How to tell if you have Kitec Kitec was installed mostly in upper scale custom homes in Lubbock from around 2003 to 2007. Kitec is most common in the area southeast of Slide Road and 98th street. The most common colors used were bright orange and bright blue (as shown in the picture above). If you see any of the bright orange pipe in your house, it is Kitec. However, Kitec was also sold in red, blue, black and gray. The pipes usually say Kitec, but could also say PlumbBetter, IPEX AQUA, Canada, Plomberie Améliorée, WarmRite, AmbioComfort, XPA, or KERR Controls. The fittings may be stamped with the words Kitec, KTC or Taiwan (where most of them were made). If you suspect you may have Kitec, call a qualified plumber for a definitive identification.
Is all Kitec bad? I have a friend who had a high end home built in 2007 in the 9200 block of Homestead Ave. They later found out that their home was built with Kitec. They haven’t had any problems yet with the Kitec. Maybe they never will. The problem is, if they do, they could end up with a flood on their hands. This is one of those risk factor things. It may not cause any problems, but if it does, it will make for a very bad day.
What to do if you have Kitec If Kitec has become bad, with clogged fittings and pipe, all of the water supply piping and fittings must be replaced. This can usually be done by a qualified plumber in about 5 days or less, and the homeowner will not need to vacate the house. Of course, as you can imagine, this is quite expensive. If you are thinking about buying a house with Kitec, it would be wise to ask the seller to have the Kitec replaced.
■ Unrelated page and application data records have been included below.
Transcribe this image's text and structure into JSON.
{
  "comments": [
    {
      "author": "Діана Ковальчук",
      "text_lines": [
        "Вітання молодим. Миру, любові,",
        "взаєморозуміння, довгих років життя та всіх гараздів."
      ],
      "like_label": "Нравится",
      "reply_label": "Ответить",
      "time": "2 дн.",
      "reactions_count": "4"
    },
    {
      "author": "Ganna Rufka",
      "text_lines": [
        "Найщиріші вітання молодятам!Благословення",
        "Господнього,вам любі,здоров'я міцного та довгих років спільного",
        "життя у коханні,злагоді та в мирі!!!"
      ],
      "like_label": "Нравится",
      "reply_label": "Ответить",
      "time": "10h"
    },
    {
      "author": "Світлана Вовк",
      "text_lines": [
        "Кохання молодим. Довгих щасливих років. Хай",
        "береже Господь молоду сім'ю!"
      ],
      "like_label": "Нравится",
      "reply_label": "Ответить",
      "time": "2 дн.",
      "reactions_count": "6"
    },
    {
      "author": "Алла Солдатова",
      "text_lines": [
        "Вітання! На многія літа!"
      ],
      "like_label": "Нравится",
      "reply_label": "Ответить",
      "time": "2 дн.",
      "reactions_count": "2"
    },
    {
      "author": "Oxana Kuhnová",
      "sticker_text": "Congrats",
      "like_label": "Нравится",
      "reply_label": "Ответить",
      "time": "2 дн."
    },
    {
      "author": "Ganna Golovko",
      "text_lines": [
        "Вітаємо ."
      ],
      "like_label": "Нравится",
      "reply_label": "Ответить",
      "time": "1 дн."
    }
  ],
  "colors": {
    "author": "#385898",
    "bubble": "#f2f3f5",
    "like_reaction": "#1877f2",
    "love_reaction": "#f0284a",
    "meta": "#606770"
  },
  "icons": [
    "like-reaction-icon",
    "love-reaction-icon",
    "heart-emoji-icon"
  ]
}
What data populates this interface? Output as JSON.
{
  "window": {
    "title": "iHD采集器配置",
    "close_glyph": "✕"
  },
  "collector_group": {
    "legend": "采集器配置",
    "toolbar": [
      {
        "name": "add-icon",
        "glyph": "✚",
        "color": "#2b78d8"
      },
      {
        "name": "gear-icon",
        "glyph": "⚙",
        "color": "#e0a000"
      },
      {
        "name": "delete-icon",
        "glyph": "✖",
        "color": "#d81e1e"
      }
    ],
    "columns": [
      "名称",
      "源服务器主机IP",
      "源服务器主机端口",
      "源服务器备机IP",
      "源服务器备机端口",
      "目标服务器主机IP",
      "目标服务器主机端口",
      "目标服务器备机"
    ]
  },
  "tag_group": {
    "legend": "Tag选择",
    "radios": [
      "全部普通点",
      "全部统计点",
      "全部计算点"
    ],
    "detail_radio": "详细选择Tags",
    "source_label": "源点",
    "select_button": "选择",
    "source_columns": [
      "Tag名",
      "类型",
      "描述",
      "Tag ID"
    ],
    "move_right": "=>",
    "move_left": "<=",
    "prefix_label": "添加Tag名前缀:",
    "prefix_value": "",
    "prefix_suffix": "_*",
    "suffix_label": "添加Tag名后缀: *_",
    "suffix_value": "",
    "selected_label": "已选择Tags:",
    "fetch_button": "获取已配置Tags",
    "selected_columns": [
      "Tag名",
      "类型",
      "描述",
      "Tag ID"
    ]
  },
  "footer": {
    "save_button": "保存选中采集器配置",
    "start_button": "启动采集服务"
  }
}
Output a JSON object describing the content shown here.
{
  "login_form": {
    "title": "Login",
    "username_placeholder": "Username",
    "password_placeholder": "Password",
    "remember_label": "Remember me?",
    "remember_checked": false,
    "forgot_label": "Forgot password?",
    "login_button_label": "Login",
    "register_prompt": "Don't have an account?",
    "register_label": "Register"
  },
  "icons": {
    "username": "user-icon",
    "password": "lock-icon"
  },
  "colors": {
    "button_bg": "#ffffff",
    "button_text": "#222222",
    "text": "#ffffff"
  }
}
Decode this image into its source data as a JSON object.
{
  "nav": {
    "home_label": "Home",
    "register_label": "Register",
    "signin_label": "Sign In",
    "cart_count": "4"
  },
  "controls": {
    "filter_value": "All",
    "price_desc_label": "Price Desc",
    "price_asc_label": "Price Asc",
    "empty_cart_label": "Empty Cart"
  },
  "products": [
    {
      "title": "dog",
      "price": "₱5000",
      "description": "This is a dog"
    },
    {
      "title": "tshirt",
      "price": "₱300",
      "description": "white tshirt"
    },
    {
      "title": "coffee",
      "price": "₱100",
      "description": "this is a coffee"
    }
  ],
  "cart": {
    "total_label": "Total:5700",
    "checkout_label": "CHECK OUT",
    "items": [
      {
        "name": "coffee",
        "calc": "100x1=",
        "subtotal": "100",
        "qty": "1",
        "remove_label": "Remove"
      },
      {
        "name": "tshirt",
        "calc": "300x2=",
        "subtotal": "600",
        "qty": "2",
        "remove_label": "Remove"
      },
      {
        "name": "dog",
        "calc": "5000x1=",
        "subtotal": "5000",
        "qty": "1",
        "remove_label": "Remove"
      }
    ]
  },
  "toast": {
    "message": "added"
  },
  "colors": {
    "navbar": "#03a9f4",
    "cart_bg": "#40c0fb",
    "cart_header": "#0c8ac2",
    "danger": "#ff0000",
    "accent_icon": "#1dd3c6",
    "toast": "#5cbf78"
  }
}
If the seller balks, walk away from the house. Also, note: sellers who have Kitec are not required to disclose it to potential buyers unless it is causing problems. However if you ask a seller if they have Kitec and they do, they are required to disclose it. Thus, this is another example of why it’s always a good idea to get a home inspection before buying a new home. If your home inspector finds Kitec before you buy, you’re in a much better position than if you don’t have this information. For folks who have Kitec, there is a Kitec class action settlement, which has created a $125 million settlement fund to pay for repairs. Even if your Kitec is working properly at the moment, you can still submit a claim. For more information, click here to visit the Kitec settlement website. --- Kim Christensen